The flooring throughout the resort was Crema Marfill Coto – a light coloured marble from Spain where Melia (the resorts owners) are headquartered. Although not the most inexpensive option, choosing a natural product like marble ensured long-term durability, multi-functionality and beauty. Choosing the same neutral colour throughout ensured consistency and no doubt economies of scale.
Flooring is one of those things you don’t notice when done properly but notice immediately when done poorly. This particular choice also helped set a tone and establish a sense of quality for the resort. Note to self – whenever possible having a good foundation is key to any designs success.
Another area the resort didn’t scrimp was their high-end patio furniture that lined pools, walkways and filled balconies. Instead of replacing it every few years, they invested in products that could stand the test of time and a fair bit of abuse. I’ve mentioned this before but it was a good reminder you can’t fake comfort.
Choose a Direction
Although usually a fan of mixing styles and time periods, when it comes to commercial design or larger projects it’s important to set a clear direction. Each of Paradisus’ thirteen restaurants had its own unique theme and décor. Instead of blowing the budget on every detail the resorts designer invested in comfortable seating, sturdy tables, quality dinnerware and layer upon layer of lighting. The rest of the décor – be it a theme or predominant colour – was mimicked throughout but sparingly. This way, should the resorts needs change, a restaurant change location or a re-fresh be required it could be done quickly, easily and inexpensively.
This is something I always strive to achieve for clients for practical reasons but also to avoid unnecessary boredom, something that’s equally important for homeowners as it is returning guests.
Use Materials Differently
At one point during dinner I was drawn to a decorative wall towards the back of their newest restaurant. What looked like brass was actually intricately laser cut plywood they’d painted gold and lit beautifully. Even the lighting in this particular restaurant was custom made from inexpensive metal they’d laser cut, assembled into Finish designed Secto-like fixtures and faux painted to resemble oil rubbed bronze. Pure genius! Other restaurants used fabric to line walls for texture, wallpaper for pattern or a bold paint colour to feature some but never all the walls in the space. Mirrors were used strategically in lieu of more expensive artwork quite often as well.
By using inexpensive materials wisely and expensive materials sparingly they managed to achieve a high-end look despite each rooms large size and scale.
When in Doubt, Light Beautifully
If you haven’t noticed I’m a huge fan of good lighting – both for functionality and beauty. Never have I seen it done so well as at Paradisus.
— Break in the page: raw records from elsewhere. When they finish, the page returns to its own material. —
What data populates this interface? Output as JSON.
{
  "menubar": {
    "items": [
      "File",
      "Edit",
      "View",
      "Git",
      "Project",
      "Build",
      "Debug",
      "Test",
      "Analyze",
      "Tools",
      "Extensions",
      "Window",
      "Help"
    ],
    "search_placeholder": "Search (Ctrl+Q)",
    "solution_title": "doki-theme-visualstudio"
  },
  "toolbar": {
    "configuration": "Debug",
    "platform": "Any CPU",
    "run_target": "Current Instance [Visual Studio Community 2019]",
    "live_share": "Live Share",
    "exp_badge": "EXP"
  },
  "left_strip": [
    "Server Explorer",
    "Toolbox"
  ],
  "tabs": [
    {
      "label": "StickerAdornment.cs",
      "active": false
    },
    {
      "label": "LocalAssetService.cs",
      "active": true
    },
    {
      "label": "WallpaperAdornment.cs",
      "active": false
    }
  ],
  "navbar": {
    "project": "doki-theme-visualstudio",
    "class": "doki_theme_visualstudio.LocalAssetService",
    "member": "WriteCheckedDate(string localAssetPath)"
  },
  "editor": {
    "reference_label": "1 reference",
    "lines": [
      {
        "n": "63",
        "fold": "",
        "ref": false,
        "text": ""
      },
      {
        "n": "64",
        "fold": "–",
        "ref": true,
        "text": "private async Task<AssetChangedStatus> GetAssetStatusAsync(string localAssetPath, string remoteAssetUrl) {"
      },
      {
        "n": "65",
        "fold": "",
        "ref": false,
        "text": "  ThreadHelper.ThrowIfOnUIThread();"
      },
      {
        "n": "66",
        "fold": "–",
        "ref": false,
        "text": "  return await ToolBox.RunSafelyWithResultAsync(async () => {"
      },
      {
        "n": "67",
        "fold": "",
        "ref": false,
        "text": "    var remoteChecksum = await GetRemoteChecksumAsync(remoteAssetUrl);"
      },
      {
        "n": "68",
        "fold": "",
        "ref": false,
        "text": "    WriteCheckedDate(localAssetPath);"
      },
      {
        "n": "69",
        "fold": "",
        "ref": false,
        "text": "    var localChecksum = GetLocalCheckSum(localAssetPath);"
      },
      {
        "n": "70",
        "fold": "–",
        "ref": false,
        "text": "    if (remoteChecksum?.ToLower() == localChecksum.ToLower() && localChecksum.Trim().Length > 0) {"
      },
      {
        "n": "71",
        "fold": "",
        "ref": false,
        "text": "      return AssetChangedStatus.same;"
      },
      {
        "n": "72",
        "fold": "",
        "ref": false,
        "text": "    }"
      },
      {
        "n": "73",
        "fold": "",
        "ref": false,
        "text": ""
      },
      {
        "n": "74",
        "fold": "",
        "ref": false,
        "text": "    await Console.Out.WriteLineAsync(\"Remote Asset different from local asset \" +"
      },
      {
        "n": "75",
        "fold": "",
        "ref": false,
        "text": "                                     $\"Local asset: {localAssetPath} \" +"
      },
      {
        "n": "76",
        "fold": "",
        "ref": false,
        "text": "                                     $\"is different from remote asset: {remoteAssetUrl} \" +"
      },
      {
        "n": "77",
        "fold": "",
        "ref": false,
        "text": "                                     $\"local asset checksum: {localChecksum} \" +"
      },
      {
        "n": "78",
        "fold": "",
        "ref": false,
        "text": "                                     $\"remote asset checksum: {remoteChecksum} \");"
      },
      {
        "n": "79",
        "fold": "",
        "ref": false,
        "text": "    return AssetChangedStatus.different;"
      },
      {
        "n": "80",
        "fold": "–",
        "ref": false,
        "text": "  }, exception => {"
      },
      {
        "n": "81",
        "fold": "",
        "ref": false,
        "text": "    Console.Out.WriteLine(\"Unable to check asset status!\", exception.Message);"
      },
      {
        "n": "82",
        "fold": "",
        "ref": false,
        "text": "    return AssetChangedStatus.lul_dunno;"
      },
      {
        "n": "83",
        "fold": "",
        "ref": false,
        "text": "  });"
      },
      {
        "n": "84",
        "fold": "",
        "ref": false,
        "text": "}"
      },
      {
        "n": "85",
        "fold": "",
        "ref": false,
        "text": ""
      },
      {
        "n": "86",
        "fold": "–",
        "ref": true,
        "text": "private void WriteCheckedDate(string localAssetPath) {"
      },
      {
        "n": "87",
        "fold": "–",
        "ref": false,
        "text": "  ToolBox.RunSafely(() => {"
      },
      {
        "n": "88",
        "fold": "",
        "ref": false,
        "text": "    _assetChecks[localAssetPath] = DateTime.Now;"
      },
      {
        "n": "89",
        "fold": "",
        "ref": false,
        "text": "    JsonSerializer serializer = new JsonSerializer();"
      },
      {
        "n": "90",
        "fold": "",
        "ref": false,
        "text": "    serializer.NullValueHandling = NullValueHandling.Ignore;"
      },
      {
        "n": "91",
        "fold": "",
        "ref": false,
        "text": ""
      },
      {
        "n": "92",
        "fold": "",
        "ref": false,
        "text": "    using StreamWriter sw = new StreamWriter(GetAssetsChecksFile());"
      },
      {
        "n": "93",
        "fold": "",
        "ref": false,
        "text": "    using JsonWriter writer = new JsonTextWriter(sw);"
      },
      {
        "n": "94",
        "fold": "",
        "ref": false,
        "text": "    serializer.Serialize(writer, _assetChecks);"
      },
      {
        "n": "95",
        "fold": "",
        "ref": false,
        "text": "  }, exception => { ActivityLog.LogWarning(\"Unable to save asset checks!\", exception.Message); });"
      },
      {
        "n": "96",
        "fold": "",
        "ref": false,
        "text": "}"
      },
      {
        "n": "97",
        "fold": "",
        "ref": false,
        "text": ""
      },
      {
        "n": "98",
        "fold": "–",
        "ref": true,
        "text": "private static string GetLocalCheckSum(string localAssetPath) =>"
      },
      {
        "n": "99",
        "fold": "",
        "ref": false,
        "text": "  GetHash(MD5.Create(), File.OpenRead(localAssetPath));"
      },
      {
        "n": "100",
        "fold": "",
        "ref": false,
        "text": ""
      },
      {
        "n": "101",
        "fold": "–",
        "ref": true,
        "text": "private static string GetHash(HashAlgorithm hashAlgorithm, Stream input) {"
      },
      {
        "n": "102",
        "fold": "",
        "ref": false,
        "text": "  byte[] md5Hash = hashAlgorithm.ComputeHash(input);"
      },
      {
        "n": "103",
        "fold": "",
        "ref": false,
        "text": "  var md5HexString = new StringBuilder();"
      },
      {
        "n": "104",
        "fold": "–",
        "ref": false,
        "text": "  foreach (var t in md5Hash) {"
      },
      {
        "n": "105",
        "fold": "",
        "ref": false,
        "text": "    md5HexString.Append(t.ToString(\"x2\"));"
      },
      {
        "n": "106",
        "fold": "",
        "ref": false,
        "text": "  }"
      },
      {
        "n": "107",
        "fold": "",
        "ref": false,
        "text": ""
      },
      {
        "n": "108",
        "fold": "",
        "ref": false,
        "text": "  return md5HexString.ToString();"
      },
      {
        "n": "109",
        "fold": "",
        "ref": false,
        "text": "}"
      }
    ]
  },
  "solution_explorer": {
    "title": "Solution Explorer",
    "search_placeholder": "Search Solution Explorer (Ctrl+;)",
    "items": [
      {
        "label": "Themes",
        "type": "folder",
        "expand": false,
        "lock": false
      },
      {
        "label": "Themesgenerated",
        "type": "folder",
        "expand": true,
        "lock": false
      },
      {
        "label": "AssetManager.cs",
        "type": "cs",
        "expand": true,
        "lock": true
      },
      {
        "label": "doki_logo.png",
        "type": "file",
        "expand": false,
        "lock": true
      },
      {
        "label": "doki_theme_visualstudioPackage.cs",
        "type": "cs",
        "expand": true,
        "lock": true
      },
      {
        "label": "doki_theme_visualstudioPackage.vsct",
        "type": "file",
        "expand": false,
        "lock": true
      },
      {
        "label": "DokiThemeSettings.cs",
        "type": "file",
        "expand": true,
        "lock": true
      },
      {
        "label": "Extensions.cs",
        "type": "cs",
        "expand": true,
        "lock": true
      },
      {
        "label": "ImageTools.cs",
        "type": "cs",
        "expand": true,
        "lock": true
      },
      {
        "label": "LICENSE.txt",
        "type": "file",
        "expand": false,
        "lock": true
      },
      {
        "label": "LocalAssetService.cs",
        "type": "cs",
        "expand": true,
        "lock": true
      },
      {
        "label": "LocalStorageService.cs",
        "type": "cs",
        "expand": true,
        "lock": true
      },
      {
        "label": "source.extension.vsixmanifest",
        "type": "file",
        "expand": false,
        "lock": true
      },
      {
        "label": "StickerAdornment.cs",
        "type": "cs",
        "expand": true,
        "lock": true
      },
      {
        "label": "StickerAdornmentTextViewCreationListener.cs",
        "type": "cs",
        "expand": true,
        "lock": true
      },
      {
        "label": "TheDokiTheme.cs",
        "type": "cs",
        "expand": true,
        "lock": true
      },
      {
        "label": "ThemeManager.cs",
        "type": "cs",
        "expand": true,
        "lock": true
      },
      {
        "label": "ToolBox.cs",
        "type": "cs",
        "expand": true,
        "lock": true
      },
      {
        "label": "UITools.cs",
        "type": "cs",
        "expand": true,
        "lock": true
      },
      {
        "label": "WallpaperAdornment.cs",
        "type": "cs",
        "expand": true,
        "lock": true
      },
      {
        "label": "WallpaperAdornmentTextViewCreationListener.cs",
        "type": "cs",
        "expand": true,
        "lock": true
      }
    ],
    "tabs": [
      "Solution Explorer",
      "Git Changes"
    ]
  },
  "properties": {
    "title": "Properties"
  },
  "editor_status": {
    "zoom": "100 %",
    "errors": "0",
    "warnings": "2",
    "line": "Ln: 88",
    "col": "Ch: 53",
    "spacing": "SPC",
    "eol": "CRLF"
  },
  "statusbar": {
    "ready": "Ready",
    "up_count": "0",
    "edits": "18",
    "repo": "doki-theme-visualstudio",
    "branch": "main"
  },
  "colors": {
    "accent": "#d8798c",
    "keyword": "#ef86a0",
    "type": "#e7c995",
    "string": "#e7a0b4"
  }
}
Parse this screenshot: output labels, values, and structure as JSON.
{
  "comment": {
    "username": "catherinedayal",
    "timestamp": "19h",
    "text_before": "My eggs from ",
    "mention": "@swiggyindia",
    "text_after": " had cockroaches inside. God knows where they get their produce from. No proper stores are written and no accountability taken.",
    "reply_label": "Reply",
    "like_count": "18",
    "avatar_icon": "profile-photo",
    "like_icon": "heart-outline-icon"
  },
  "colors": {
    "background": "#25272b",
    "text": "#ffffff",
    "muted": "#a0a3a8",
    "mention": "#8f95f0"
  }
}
Every architectural detail including ceilings, walls, pillars, banisters, walkways, even the underside of mattress style tanning beds, were lit beautifully. Using inexpensive products like resin, hand painting it to look like onyx and lighting it from within the resort achieved a high-end look and feel with an ambience all its own. Fun accents like glowing rocks or poolside spheres helped add to the whimsical feel carried outside to highlight gardens and walkways.
Design is in the Details
Little touches like cloth napkins throughout, quality wine glasses and tableware, sculptural seating, lush greenery, orchids and coconut branches styled strategically, even fruit infused water from readily available chrome & glass dispensers helped create a high-end feel at every turn.
Although it’s often hard to find time to relax let alone travel these days, I was reminded how important it is to take time for yourself in order to see things in a new light and encourage creativity.
I hope these tips inspire some changes in your home or encourage your keen eye of observation on your next trip. Good design is all around no matter where life takes us once we slow down to see it!